Many of them would be seagoing people–the captain of the deserted brigantine Mary Celeste; Joshua Slocum, who also disappeared at sea; Richard Haliburton, who may have fallen off the stern of a Chinese junk; and Captain Kidd, to discuss the whereabouts of his vanished treasure. Shubert, to inquire about the “Lost Symphony,” and perhaps to persuade him to play a bit on the stand-up Yamaha in the corner.

Some of my dinner partner choices would be more quixotic. I’ve always wanted to know why Thomas Cromwell, Oliver’s great-uncle, was so anxious to get Henry VIII to marry Anne, the daughter of the duke of Cleves. (The king took one look and hated her. The marriage took place but was never consummated, and Cromwell lost his head. Frightful error of judgment.) So he could have a brandy or two at dinner and perhaps give an odd little talk on matchmaking. And General James Longstreet. Why, I would ask, did he not roll up Cemetery Ridge when he had the chance?

I don’t know how much of this it would be possible to take. So my Arcadia would also have a swift means of escape–preferably a drug-runner’s cigarette boat with a deep rumble of a motor in it, which, after a time, would tie up at a New York pier where, waiting in a fine mist, there would be a yellow cab.

COPYRIGHT 2003 Harper’s Magazine Foundation

dna live

yes, the dna of literature project over at the paris review is off the ground. i was way off last week when i said i thought jack was interviewed in the 50s. he wasn’t interviewed until 1968 which means that not only will his interview not be released until january, but also that the jack that is interviewed could very well be the defensive, angry drunk jack of those last years.

even so, i’m looking forward to it. it must have been the late 60s when he appeared on william f. buckley’s show and told buckley that he thought the north vietnamese had initiated the war over there to “get more jeeps in the country.” after a quiet moment, buckley asked him if he thought they had been successful so far and jack said something to the effect of “well, they got a lot of jeeps over there now.” keep in mind, this at the height of the war.
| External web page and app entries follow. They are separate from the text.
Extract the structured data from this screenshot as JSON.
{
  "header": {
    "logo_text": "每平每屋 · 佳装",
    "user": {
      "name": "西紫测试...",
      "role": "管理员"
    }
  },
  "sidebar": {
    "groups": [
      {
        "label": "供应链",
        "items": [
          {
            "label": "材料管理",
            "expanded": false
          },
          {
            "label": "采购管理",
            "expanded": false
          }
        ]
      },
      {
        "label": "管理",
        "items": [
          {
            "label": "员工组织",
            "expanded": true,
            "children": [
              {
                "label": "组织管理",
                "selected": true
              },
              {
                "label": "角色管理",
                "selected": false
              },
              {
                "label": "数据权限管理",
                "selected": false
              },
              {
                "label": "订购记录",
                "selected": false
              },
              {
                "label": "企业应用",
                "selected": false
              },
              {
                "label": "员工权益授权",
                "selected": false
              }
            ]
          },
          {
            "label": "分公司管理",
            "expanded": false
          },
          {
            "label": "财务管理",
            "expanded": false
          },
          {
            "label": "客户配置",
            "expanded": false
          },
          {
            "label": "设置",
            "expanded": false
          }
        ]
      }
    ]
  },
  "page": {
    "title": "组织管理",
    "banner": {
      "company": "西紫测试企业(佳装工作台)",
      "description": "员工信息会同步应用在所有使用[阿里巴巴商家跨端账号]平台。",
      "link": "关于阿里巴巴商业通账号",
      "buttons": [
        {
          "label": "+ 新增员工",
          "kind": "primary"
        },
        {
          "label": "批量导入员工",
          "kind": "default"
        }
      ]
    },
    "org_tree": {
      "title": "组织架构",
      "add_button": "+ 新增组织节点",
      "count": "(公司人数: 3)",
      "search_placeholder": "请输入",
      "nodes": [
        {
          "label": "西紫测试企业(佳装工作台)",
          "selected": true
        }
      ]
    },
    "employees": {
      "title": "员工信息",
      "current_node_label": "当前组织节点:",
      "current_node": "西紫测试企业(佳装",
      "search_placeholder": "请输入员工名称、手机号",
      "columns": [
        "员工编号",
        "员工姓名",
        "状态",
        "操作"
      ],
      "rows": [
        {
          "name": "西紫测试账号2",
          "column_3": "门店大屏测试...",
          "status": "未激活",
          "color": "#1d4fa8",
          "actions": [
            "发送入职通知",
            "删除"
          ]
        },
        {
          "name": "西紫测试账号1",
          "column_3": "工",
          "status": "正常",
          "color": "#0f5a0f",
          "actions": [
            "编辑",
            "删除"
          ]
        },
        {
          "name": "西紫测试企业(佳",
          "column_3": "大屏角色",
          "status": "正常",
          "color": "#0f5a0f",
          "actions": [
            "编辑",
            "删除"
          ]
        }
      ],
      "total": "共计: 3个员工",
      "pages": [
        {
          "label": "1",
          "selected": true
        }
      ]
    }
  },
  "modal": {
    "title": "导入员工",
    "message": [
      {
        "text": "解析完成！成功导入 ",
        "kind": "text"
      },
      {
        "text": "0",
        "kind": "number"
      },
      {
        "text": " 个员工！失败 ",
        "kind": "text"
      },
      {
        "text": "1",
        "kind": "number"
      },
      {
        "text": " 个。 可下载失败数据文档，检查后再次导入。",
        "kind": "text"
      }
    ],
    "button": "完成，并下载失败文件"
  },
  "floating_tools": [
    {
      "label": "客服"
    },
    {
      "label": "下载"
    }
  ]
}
nonetheless, along with the release of the first batch of the interviews, apparently the paris review got a whole new web site. it’s much more modern, but also much busier and even i, web navigator extraordinaire, can’t figure out how the hell to access the text of the interview with hemingway from 1958. if i do, watch out.

literary interrogation

i’m a firm believer in knowing your roots. as such, i am indescribably excited that the paris review is preparing to launch all of it’s “writers at work” interviews online in just a few short days.

The Paris Review has interviewed almost 300 authors whose work has defined the literary landscape of latter half of the twentieth century. From its first interview with E.M. Forster, the Writers at Work series has, in the words of The New York Times, “set the standard for literary interrogation.” Now the Paris Review Foundation proposes to make this vast archival resource–what has felicitously been referred to as the DNA of Literature–available online, for free, to anyone who visits the Paris Review website. In addition to the interview itself, the website will feature author photos, images of original manuscript pages, a special forum in which authors will be able to revise or expand their original interviews, and links to pages that provide up-to-date biographical information about the authors. A customized search engine will allow a reader not only to search by name and date, but also to search the full text of the interviews so that, for instance, a search for Gabriel García Márquez will turn up his interview along with every other interview in which his name is mentioned.

The project will launch in mid-November of 2005, beginning with the interviews from the 1950s. These will be followed by interviews from subsequent decades, until all the interviews are available.

they are fully justified calling this project the “dna of literature”… these people, these interviews, are simply the building blocks of contemporary literature.

i don’t recall when jack was interviewed, but i’m guessing it was the 50s. oh, for yay!